Indian navigation satellite implodes unexpectedly on launch
Image credit: Reuters/P. Ravikumar
The satellite, launched by the state-run Indian Space Research Organisation (ISRO), was intended as an addition to India’s autonomous satellite navigation system which covers the entire region and its surrounding area.
Earlier this year, it was announced that every atomic clock on board an existing satellite in the system had failed. The launch of IRNSS-1H was part of a project to replace the mostly-redundant satellite.
However, IRNSS-1H imploded ten minutes after take-off from the Satish Dhawan Space Centre in Andhra Pradesh, southeastern India.
The satellite was being carried by India’s 'premier' rocket, the Polar Satellite Launch Vehicle. The rocket is a pillar of India’s space programme, having launched more than 40 times.
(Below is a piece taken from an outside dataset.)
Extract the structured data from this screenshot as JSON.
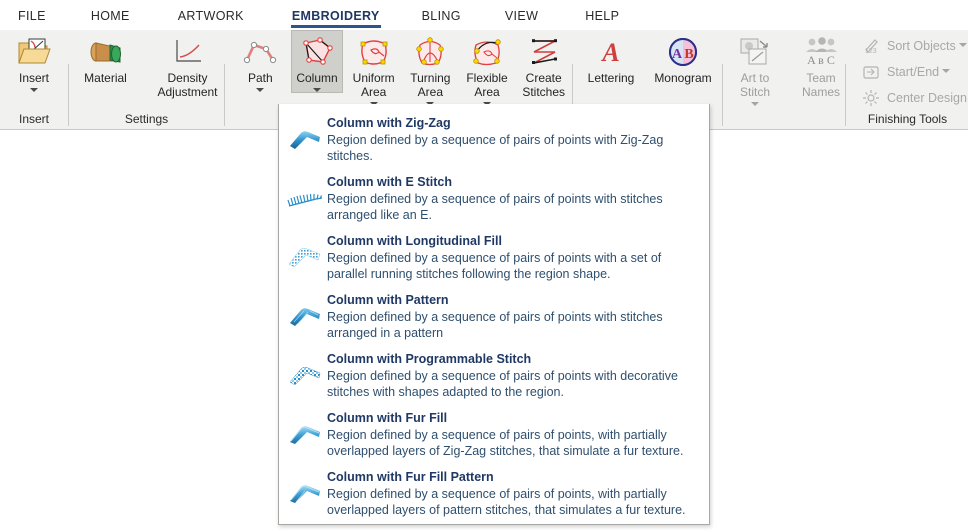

It has carried probes to the Moon and Mars, put India’s first space observatory into orbit and launched 17 foreign satellites, including for the UK.
This week’s botched launch is the most serious failure of a Polar Satellite Launch Vehicle since its beginnings in 1993.
“[The] satellite got separated internally but it imploded with the heat shield, in the fourth stage itself,” ISRO chairman AS Kiran Jumar told a news conference.
The heat shield, a cone-like structure at the head of the rocket, is intended to protect the satellite from the intense heat generated by air resistance during take-off. Once the satellite leaves Earth’s atmosphere and enters orbit, the heat shield – then unnecessary – is meant to fall away from the satellite.
IRNSS-1H would have been the eighth navigation satellite launched, intended to join the seven similar satellites in geostationary orbit in the Indian Regional Navigation Satellite System (IRNSS), or 'NAVIC' (NAVigation with Indian Constellation).
The system will provide real-time positioning and timing services across India and the region 1500km around it for civilian and “restricted” (military) use. IRNSS could provide accuracy of better than 10m on land and 20m in the Indian Ocean.
The system is expected to be fully operational from early 2018, but is already being used to help navigate aerial and marine routes in India, as well as in disaster management and to track vehicles around the country. In the future, ISRO aims to extend its range by increasing the number of satellites in the system from seven to 11.
With the launch of further satellites, India’s positioning system could eventually prove a serious competitor to other, long established systems, such as the US’ GPS, Europe’s Galileo, Russia’s GLONASS and China’s Beidou systems.